Good morning all! I haven’t posted anything in a little while, but will catch up soon. I’ve been a little under the weather for a while but have been doing some interesting things in the kitchen between bouts of bronchitis.
I received a very nice note and thanks from the co-owner of the Radical Tea Towel Company for my mentioning them in my previous post about tea towels. He asked if I would share more information including a link to their site so I hope you enjoy this. To get to his site go to theradicalteatowel.com and for this and more information from their website, go to the history page.
History of the tea towel
Since we humans first emerged from the primeval swamps we’ve needed to keep our cooking utensils dry. No wonder we’ve developed such a fascination with that most fundamental of accessories, the tea towel – or dish towel as it is sometimes called in the US.
Fast forward to the 18th century. The tea towel has reached the pinnacle of its perfection (never again to be matched until the arrival on the scene of the Radical Tea Towel Company in the 21st century).
Tea towels are now gracing the highest tables of the land and are made of linen, a delicate fibre derived from the flax of linseed plants. The soft texture of the fabric makes them ideal for drying expensive bone china, and tea towels are flourished with pride by the grand ladies of the time who are more than happy to do the drying up, not trusting their prized plates to their clumsy servants.
When not drying their crockery, these ladies would embroider the towels, creating beautiful heirlooms to be passed down through the generations. In today’s more democratic times, the Radical Tea Towel Company is pleased to be able to bring fine tea towels to the masses.
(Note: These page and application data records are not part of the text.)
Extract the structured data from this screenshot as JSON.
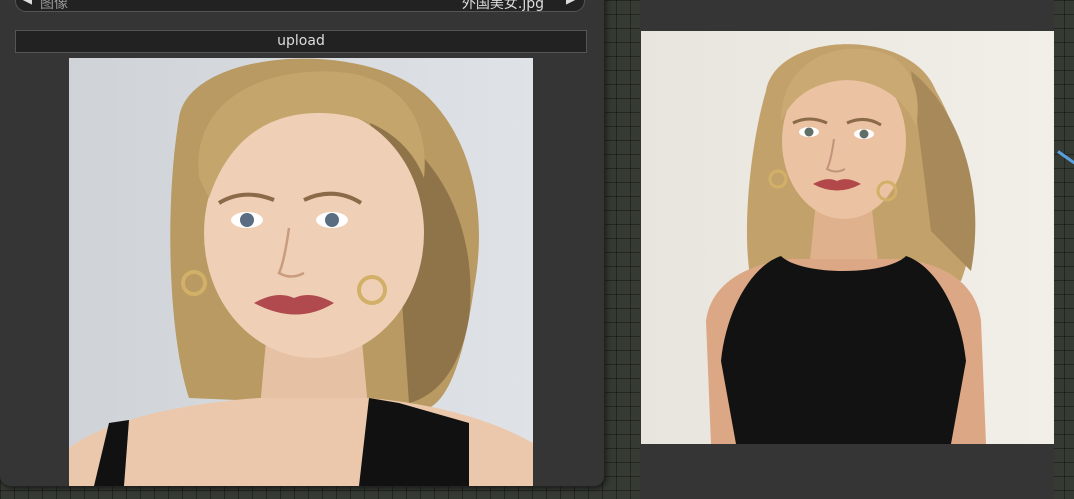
{
  "node": {
    "image_label": "图像",
    "image_value": "外国美女.jpg",
    "prev_arrow": "◀",
    "next_arrow": "▶",
    "upload_label": "upload"
  },
  "colors": {
    "canvas": "#353a33",
    "node_bg": "#353535",
    "widget_bg": "#222222",
    "wire": "#5aa0e0"
  }
}
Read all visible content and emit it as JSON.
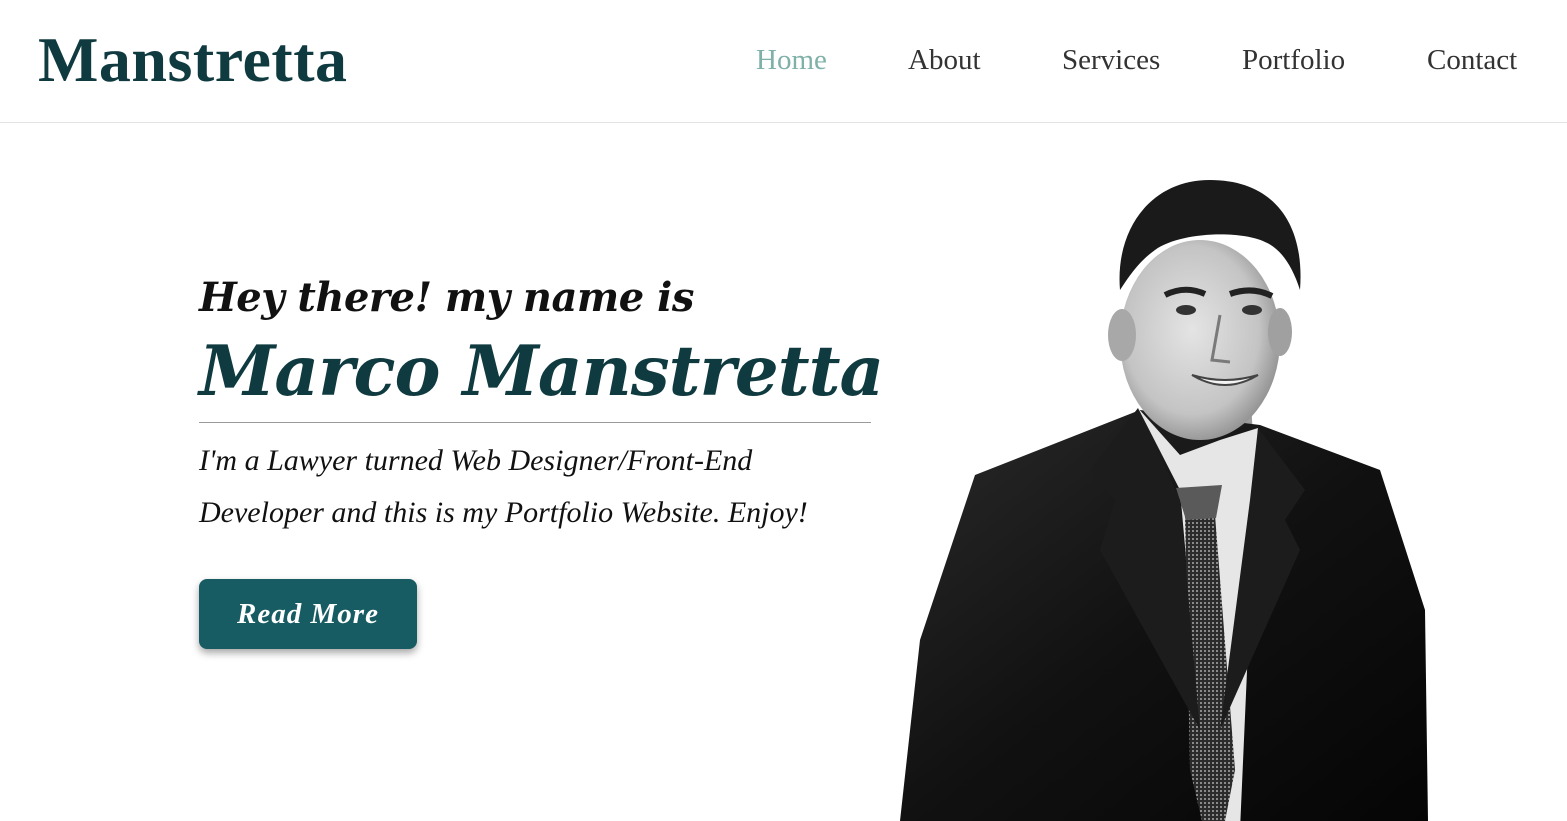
{
  "header": {
    "logo": "Manstretta",
    "nav": [
      {
        "label": "Home",
        "active": true
      },
      {
        "label": "About",
        "active": false
      },
      {
        "label": "Services",
        "active": false
      },
      {
        "label": "Portfolio",
        "active": false
      },
      {
        "label": "Contact",
        "active": false
      }
    ]
  },
  "hero": {
    "greeting": "Hey there! my name is",
    "name": "Marco Manstretta",
    "intro": "I'm a Lawyer turned Web Designer/Front-End Developer and this is my Portfolio Website. Enjoy!",
    "button_label": "Read More",
    "photo": "portrait-photo"
  },
  "colors": {
    "brand": "#0f3a3f",
    "active_nav": "#7fb1a8",
    "button": "#175c63",
    "text": "#333333"
  }
}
Made of linen, tea towels in those days were fragile – they needed to be washed very carefully and dried away from the glare of the sun. Fortunately for today’s crockery dryers, the Radical Tea Towel Company’s products are made of far tougher and durable high-grade cotton.
True to its name, the tea towel was in its element as an ingredient in the great British tea ceremony. There it rubbed shoulders with the finest crystal and chinaware and was designed to match the rest of the table linen. Often it was wrapped around the tea pot to insulate it, used to prevent drips or gracefully draped over bread and cakes to keep them fresh.
It was not until the Industrial Revolution that the tea towel became a mass-produced consumer item and manufacturers turned to fibres such as cotton.
In the early 20th century, American housewives – in good democratic tradition – would often reuse rough cotton animal feed sacks by cutting them up into dish towels. Not content with their unfinished appearance, however, they embroidered them with intricate patterns, despite the difficulty of working with the coarse weave of the sacks.
In modern times, tea towels can be made of cotton, linen union (a mixture of linen and cotton) or terrycloth, a thick cotton pile.
Still an object of fascination in the 21st century, the tea towel has become the canvas on which we paint our life and our obsessions. At the Radical Tea Towel Company we use the finest materials and printing techniques and combine them with bold messages. The results are unique tea towels and aprons that you will want to keep or give as presents to rally family, friends and relatives to the cause!
© 2013 The Radical Tea Towel Company